- _PROMPT_
Copy every line of the data that contains the string "kind".

Excerpts from a dataset

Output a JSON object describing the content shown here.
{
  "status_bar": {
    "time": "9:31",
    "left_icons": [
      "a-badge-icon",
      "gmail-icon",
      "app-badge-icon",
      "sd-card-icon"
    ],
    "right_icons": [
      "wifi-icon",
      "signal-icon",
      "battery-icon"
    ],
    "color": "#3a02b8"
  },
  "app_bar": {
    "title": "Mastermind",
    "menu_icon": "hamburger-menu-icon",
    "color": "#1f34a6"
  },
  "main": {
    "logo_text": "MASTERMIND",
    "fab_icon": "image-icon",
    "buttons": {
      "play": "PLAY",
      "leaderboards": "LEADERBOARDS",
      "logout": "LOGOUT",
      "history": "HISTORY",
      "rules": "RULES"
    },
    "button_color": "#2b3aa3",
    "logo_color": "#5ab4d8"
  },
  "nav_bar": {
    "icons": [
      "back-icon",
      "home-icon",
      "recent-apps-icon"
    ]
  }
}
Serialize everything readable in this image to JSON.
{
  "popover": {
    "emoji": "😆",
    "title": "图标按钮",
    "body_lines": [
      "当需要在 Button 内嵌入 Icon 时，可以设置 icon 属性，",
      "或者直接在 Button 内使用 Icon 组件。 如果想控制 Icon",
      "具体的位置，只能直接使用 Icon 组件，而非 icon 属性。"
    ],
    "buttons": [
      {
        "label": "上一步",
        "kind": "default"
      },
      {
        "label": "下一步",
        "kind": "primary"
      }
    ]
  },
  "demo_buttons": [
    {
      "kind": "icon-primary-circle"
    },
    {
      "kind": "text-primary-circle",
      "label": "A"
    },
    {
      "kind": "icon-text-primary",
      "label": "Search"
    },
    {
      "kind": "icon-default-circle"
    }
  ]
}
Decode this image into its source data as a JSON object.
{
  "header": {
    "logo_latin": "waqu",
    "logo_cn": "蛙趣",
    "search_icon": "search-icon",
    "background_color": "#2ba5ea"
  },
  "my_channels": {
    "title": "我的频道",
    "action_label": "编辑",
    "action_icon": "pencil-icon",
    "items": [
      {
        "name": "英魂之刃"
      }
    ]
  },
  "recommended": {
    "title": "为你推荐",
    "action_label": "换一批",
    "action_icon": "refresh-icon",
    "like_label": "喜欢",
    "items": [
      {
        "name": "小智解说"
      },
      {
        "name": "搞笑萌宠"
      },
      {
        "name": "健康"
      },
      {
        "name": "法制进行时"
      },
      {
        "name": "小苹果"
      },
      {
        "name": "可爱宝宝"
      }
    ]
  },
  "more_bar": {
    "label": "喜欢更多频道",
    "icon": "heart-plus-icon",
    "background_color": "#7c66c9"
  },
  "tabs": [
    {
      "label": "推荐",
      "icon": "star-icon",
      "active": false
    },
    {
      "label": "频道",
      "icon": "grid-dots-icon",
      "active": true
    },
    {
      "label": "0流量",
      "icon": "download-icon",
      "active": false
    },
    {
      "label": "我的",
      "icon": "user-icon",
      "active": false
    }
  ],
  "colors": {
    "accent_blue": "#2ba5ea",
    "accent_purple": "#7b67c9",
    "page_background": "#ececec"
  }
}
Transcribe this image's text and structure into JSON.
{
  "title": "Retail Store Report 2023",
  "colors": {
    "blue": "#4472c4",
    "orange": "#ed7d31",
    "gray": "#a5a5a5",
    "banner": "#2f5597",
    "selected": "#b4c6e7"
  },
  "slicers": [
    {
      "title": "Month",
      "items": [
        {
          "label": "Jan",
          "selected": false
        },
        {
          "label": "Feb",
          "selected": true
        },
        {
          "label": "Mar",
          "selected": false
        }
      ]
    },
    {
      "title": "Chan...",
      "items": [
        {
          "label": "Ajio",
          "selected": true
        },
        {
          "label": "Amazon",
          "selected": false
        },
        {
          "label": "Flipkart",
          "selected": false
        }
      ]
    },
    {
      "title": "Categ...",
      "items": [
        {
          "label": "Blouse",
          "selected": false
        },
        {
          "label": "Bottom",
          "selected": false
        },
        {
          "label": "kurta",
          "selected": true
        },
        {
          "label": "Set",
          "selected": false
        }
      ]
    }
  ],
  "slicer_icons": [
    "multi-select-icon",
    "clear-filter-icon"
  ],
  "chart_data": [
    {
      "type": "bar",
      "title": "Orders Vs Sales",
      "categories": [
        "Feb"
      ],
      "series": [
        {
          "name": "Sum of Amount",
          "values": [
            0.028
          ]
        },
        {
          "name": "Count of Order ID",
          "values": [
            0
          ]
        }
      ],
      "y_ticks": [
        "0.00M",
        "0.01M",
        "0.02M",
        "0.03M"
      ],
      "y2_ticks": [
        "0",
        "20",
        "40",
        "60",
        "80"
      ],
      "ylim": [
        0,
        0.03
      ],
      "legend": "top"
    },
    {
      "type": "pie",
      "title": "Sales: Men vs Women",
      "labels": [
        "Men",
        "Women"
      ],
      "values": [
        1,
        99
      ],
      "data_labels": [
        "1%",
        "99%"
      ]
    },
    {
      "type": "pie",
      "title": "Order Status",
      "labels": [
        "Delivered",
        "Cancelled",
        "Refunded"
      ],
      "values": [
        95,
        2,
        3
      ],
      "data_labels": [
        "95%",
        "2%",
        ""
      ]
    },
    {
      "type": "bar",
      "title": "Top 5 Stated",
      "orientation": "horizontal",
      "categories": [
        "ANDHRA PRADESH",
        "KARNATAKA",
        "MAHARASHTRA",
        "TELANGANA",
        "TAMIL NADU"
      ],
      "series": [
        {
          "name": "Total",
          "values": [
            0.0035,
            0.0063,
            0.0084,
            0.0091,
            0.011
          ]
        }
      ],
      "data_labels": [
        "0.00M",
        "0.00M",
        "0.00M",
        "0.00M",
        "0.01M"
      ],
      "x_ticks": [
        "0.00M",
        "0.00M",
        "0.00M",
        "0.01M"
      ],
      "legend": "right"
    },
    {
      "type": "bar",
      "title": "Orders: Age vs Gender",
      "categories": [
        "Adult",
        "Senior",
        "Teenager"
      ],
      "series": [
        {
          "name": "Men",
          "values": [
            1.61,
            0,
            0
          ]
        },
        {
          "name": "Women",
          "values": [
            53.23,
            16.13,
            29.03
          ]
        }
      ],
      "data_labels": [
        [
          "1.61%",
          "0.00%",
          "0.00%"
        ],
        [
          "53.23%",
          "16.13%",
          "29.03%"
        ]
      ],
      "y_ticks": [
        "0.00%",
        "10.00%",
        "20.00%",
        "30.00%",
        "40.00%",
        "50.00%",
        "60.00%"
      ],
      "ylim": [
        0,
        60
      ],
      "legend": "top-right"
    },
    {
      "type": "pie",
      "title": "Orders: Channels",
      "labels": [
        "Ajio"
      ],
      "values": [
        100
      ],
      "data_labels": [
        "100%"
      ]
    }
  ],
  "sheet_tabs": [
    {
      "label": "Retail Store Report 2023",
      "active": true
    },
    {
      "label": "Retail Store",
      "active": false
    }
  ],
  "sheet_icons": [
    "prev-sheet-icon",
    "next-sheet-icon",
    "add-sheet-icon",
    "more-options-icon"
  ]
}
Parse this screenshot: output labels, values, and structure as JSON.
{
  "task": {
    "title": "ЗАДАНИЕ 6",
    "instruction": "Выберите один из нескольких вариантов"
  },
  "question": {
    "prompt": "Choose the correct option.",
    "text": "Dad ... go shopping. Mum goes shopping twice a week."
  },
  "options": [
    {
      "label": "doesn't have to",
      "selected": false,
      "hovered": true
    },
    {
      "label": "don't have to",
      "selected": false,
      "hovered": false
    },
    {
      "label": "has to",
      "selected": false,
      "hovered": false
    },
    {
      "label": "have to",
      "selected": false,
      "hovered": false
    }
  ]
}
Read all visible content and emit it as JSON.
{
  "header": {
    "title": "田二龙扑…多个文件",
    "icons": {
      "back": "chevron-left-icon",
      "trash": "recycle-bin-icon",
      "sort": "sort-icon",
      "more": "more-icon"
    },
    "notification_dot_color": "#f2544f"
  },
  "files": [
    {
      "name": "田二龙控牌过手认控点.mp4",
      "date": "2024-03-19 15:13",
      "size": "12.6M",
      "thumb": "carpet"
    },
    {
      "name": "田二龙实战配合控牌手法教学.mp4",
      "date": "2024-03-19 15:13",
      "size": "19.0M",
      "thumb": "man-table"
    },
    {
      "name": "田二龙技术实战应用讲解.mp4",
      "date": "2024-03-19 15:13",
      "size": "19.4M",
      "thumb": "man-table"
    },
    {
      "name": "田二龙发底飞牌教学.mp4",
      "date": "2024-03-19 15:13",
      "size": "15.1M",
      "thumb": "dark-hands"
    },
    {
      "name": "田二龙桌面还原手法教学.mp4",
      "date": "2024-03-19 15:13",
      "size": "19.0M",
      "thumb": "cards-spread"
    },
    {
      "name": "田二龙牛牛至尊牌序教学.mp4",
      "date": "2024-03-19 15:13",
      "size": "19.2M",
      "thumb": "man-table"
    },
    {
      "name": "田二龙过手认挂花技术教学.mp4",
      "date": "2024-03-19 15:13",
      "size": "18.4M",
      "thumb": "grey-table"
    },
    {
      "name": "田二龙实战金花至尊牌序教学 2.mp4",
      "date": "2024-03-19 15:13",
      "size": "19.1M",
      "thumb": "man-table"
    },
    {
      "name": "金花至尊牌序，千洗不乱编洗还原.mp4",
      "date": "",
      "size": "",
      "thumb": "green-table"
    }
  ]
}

- _YOUR RESPONSE_
        "kind": "default"
        "kind": "primary"
      "kind": "icon-primary-circle"
      "kind": "text-primary-circle",
      "kind": "icon-text-primary",
      "kind": "icon-default-circle"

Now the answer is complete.